I’ve always been pretty good with handling my money. I didn’t grow up wealthy nor did I grow up in a state of lack. All of my needs and most of my wants were met. I received an allowance and learned some basic money management habits from my parents. My dad would give my brother and me $5 each for completing chores around the house. My brother was more likely to spend his money, but I was a great saver. I would hold on to that $5 bill for weeks until I got another to add to my stash. As a child I wasn’t saving with any goal in mind, but I liked to have a little something tucked away in my sock drawer.
As an adult I still have a good saving habit. I contribute the highest amount possible to my 401k and take full advantage of my employer matching my contribution. I come up with strategies to pay off my debts in a timely manner. I seek financial advice from people I respect who are more knowledgeable than I. I’ve paid off my student loans. Bye Sallie! I keep low to 0 credit card balances. Pay my bills on time(most of the time). I have good credit. I handle all the money things properly. Better than a majority of Americans or so I am told. So what’s lacking? The mindset.
I wasn’t really aware of how poorly I related to money until one night I joined a few friends for dinner. We were trying to pick a convenient place to meet up so I asked where they lived. They responded and because I was mid home search at the time I said let me look and see what is available for sale there. Everything was out of my price range. I immediately I thought, “They would live in THIS neighborhood.”

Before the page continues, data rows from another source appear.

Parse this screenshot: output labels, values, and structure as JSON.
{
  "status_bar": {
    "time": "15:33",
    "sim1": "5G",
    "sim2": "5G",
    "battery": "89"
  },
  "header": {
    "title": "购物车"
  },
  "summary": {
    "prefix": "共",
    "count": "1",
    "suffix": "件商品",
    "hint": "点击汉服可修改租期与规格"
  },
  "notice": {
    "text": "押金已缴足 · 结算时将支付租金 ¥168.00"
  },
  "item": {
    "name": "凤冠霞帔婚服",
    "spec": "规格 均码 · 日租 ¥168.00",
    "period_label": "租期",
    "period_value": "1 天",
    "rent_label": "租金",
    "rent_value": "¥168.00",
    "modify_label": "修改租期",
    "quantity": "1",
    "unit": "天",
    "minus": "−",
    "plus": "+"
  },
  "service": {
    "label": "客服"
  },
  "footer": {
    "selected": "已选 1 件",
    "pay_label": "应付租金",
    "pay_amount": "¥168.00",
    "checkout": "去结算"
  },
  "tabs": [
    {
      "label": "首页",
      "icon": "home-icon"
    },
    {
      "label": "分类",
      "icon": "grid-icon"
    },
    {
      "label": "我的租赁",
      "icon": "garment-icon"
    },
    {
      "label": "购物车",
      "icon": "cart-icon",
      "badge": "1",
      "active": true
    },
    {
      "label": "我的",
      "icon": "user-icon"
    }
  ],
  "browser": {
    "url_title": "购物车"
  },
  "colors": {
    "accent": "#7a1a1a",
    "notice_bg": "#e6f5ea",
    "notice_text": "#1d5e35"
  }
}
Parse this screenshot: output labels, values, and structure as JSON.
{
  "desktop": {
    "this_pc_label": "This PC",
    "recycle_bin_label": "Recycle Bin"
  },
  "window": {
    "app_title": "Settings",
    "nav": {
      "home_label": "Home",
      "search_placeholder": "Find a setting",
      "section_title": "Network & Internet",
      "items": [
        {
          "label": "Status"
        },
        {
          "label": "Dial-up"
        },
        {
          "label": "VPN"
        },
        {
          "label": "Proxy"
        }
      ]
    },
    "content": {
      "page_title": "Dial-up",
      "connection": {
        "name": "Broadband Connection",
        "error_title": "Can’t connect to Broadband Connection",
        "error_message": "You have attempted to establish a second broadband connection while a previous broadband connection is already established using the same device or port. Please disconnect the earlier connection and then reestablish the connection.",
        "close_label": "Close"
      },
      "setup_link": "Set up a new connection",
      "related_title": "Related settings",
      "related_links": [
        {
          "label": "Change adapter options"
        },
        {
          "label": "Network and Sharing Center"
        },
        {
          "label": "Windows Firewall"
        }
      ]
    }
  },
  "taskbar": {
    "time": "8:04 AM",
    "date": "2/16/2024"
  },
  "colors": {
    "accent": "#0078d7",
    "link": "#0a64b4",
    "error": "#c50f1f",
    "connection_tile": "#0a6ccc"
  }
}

Hello there bitterness.
We went to dinner and enjoyed ourselves, but I found myself feeling a way about it the entire time. How did they do this? We’re the same age and all of us are college educated. I must be doing something wrong here. Well duh. A few things actually, but we’re not talking about all of that. I told my bestie after dinner that I realized my issue. I never envisioned myself as a high earner. I had a self imposed ceiling.
It wasn’t completely self imposed. I had a little help constructing it. We learn things from all sorts of places when we are children. Especially when we are children. I think one major influence for me was my early church upbringing. We spent a great deal of time in this circle of people. No one there ever talked about money except for when it was time to give. Give, not begrudgingly, for God loves a cheerful giver. Really the church I grew up in handled money talks the same way they handled sex talks. It can be used to glorify God. Everything else you do with it is in vain. Dassit. The members in my congregation led modest lives. I’m still not clear on whether they did so because it was considered noble and/or righteous or if it was because they just didn’t have the juice. That’s not my business.
The point is that somewhere along the way I settled in to this idea that I didn’t need to be a higher earner and that I wouldn’t become one. Now I am throwing that thought out of the window and retraining myself. I like to read the self help books to help with this type of reprogramming. The one I’m reading now is The Richest Man in Babylon.
I’m not about to give you a full book report. I couldn’t even do that if I wanted to because I have only read one chapter so far. Still, after reading only one chapter I can tell that this book will cause a shift. The most important tenet in the first chapter is “A part of all you earn is yours to keep.” I already knew that. Remember saving is a habit of mine. That was not a revelation for me. This part was. Kobbi tells his friend Bansir, “Thou bringeth to my mind a new understanding. Thou makest me to realize the reason why we have never found any measure of wealth. We never sought it.”
I talk about setting all of these other goals for everything except my earnings.
If I want to change this to I have to set it as a goal and work on it. Few people earn, keep and grow a fortune without putting serious work in to it. Warren Buffett is still working at it. He is 87.
This is where the shift happens for me. I’ll let you know how it goes.
Happy Hump Day Beauties!!!